It’s our final swimming lesson. My instructor, Chris Holley, and I have met eight times in four weeks. Today is test day, and I’m nervous.
First up: breathing.
Chris tells me to bob up and down in the water. I take a deep breath before going under and exhaling all the air out.
Then, I have to tread water for one minute in the deep end.
Chris had taught me that treading is a life-saving skill, and it can keep you afloat. I scull with my hands and kick my legs to keep my head up. I could have gone longer than a minute, but I decided not to push it.
My test went on to cover several water-competency skills, including showing that I can jump into the deep end of the pool, find an exit and get out.
We had first practiced jumping in only a few days earlier, and it was scary in the beginning. Chris taught me to sit at the edge of the pool with my feet over the side. He then instructed me to push off with my arms and go into the pool. The goal was to get as far away from the wall as possible and start treading before swimming back.

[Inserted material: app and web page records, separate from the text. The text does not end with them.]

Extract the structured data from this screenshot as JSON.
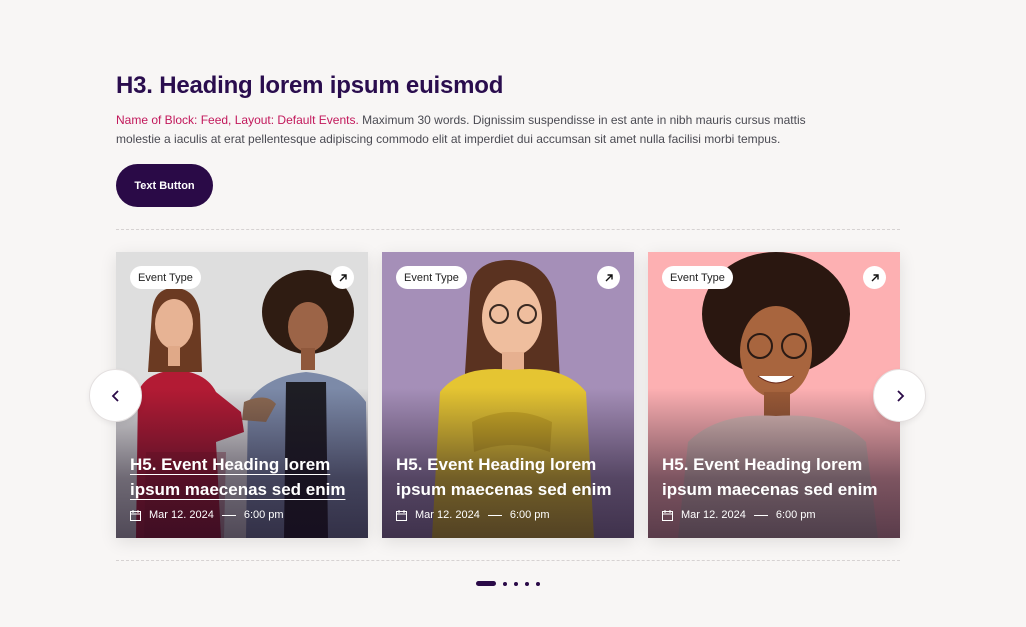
{
  "header": {
    "title": "H3. Heading lorem ipsum euismod",
    "description_highlight": "Name of Block: Feed, Layout: Default Events.",
    "description_rest": " Maximum 30 words. Dignissim suspendisse in est ante in nibh mauris cursus mattis molestie a iaculis at erat pellentesque adipiscing commodo elit at imperdiet dui accumsan sit amet nulla facilisi morbi tempus.",
    "button_label": "Text Button"
  },
  "cards": [
    {
      "tag": "Event Type",
      "title": "H5. Event Heading lorem ipsum maecenas sed enim",
      "date": "Mar 12. 2024",
      "time": "6:00 pm",
      "bg": "#dedede",
      "underlined": true
    },
    {
      "tag": "Event Type",
      "title": "H5. Event Heading lorem ipsum maecenas sed enim",
      "date": "Mar 12. 2024",
      "time": "6:00 pm",
      "bg": "#a58fb8",
      "underlined": false
    },
    {
      "tag": "Event Type",
      "title": "H5. Event Heading lorem ipsum maecenas sed enim",
      "date": "Mar 12. 2024",
      "time": "6:00 pm",
      "bg": "#fdb0b2",
      "underlined": false
    }
  ],
  "carousel": {
    "prev_icon": "chevron-left-icon",
    "next_icon": "chevron-right-icon",
    "page_count": 5,
    "active_page": 1
  },
  "colors": {
    "accent": "#2a0a47",
    "highlight": "#c2185b",
    "background": "#f8f6f5"
  }
}
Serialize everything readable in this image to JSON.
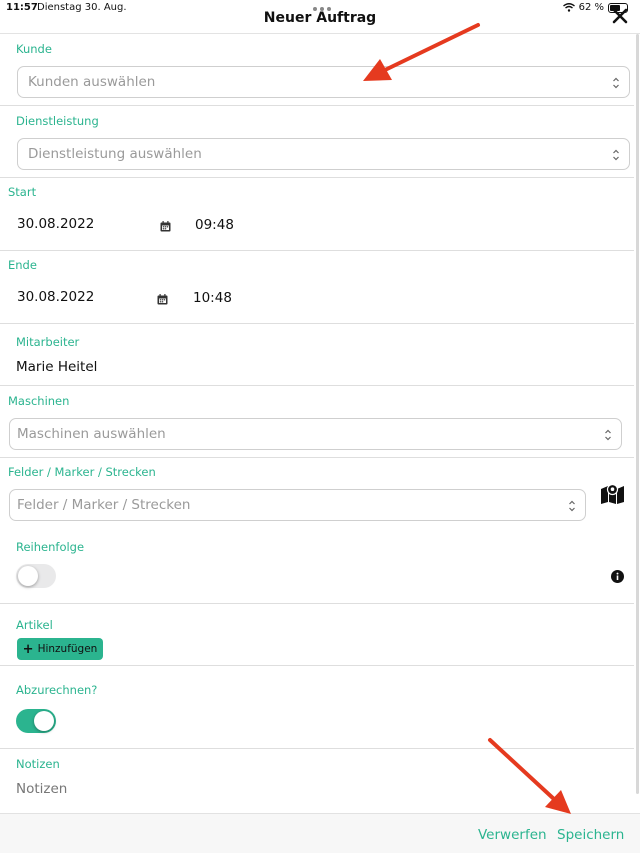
{
  "status_bar": {
    "time": "11:57",
    "date": "Dienstag 30. Aug.",
    "battery": "62 %",
    "battery_level": 0.62
  },
  "header": {
    "title": "Neuer Auftrag"
  },
  "kunde": {
    "label": "Kunde",
    "placeholder": "Kunden auswählen"
  },
  "dienstleistung": {
    "label": "Dienstleistung",
    "placeholder": "Dienstleistung auswählen"
  },
  "start": {
    "label": "Start",
    "date": "30.08.2022",
    "time": "09:48"
  },
  "ende": {
    "label": "Ende",
    "date": "30.08.2022",
    "time": "10:48"
  },
  "mitarbeiter": {
    "label": "Mitarbeiter",
    "value": "Marie Heitel"
  },
  "maschinen": {
    "label": "Maschinen",
    "placeholder": "Maschinen auswählen"
  },
  "felder": {
    "label": "Felder / Marker / Strecken",
    "placeholder": "Felder / Marker / Strecken"
  },
  "reihenfolge": {
    "label": "Reihenfolge",
    "enabled": false
  },
  "artikel": {
    "label": "Artikel",
    "add_label": "Hinzufügen"
  },
  "abzurechnen": {
    "label": "Abzurechnen?",
    "enabled": true
  },
  "notizen": {
    "label": "Notizen",
    "placeholder": "Notizen"
  },
  "footer": {
    "discard_label": "Verwerfen",
    "save_label": "Speichern"
  },
  "colors": {
    "accent": "#2bb48f",
    "annotation_arrow": "#e53a1f"
  },
  "icons": [
    "wifi-icon",
    "battery-icon",
    "close-icon",
    "chevron-updown-icon",
    "calendar-icon",
    "map-icon",
    "info-icon",
    "plus-icon"
  ]
}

Chris said that because I was just learning, this “sitting jump” is the best way for me to get into the pool. I was too nervous to stand and jump, so I told Chris I would practice that on my own. For now, sitting and jumping worked best for me.
To get out, I swam to the nearest exit and used a ladder to climb out of the pool.

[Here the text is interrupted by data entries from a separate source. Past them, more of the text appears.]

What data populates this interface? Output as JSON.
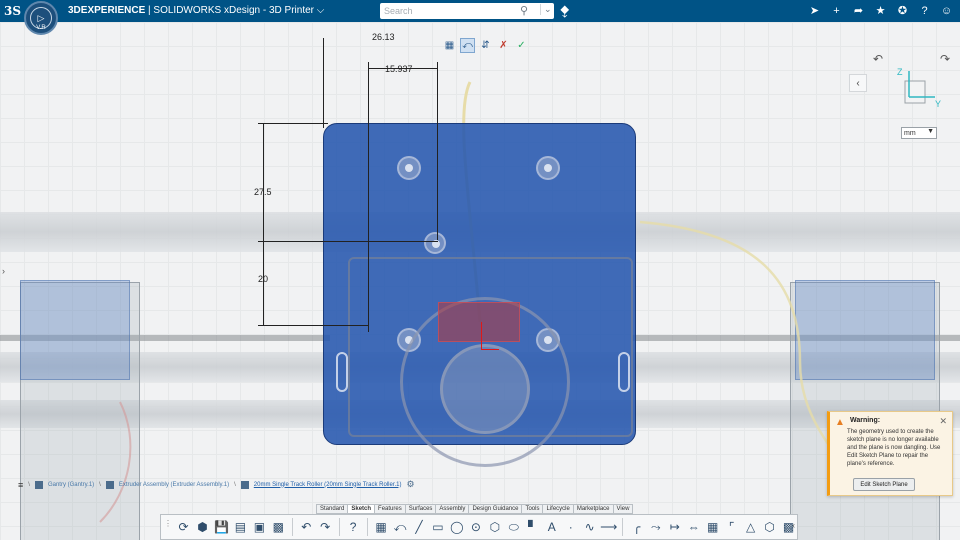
{
  "header": {
    "brand_bold": "3DEXPERIENCE",
    "brand_rest": "| SOLIDWORKS xDesign - 3D Printer",
    "caret": "⌵",
    "compass_version": "V.R",
    "search_placeholder": "Search"
  },
  "top_icons": [
    "share-icon",
    "add-icon",
    "forward-icon",
    "network-icon",
    "tools-icon",
    "help-icon",
    "user-icon"
  ],
  "dimensions": {
    "top_partial": "26.13",
    "horizontal": "15.937",
    "vertical_upper": "27.5",
    "vertical_lower": "20"
  },
  "units": {
    "selected": "mm",
    "options": [
      "mm"
    ]
  },
  "view_cube": {
    "z": "Z",
    "y": "Y"
  },
  "warning": {
    "title": "Warning:",
    "body": "The geometry used to create the sketch plane is no longer available and the plane is now dangling. Use Edit Sketch Plane to repair the plane's reference.",
    "button": "Edit Sketch Plane"
  },
  "breadcrumb": {
    "items": [
      "Gantry (Gantry.1)",
      "Extruder Assembly (Extruder Assembly.1)",
      "20mm Single Track Roller (20mm Single Track Roller.1)"
    ]
  },
  "action_tabs": [
    "Standard",
    "Sketch",
    "Features",
    "Surfaces",
    "Assembly",
    "Design Guidance",
    "Tools",
    "Lifecycle",
    "Marketplace",
    "View"
  ],
  "active_tab": "Sketch",
  "colors": {
    "topbar": "#005386",
    "part": "#2656ae",
    "warning_accent": "#f39c12",
    "sketch_red": "#e01818"
  }
}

Knowing I can do this gives me confidence. If I were at a home with a pool and I accidentally fell in, I know I can now swim to the side and pull myself out.
Next I had to show that I can swim across the pool. I put on my snorkel and fins and went to work. I knew I could reach the other side because I had done it in a previous lesson, but it’s still amazing for me to believe that I can do this. I kept my legs close together and kicked and used my hands like I learned to help get me from one end to the other.
The final test was to swim the length of the pool again—unaided. No fins. No snorkel. Just my body.
I had learned in my last lesson that I breathe best to my left side. So I took a deep breath and began to kick and stroke. I made it most of the way, but I had to stop.
Because of my obesity, I’m not in the condition I need to be, but I went as far as I could, took a rest, and then finished the lap.
And that was it.
I can swim. I really can swim. Is my form perfect? No. But that, Chris explains, takes time and practice. And there are drills I can use to help perfect the techniques he taught me.
I learned a lot from my swim lessons. Number one: I’m stronger than I think. I was nervous doing this, but once I let go of my fear and looked at this as an adventure, things began to gel. I no longer need to be afraid of the water. I can use what I learned to actually grow and have fun.
Two: This isn’t rocket science. During my lessons, I saw people of all ages get into swimsuits and hop into the water. Some used different techniques than the ones I learned, but all were enjoying the water. I saw both young kids and people older than I am taking lessons, as well.
Three: Swimming is going to be a fun addition to my workout routine. I’ve had some back problems, and being in the water gave me a workout without pain. I had begun to associate movement with pain, but now I have a way to exercise without straining my back.
This adventure was one of the most enjoyable experiences of my life.
I can’t wait to get back in the pool.
- Adult Learn-to-Swim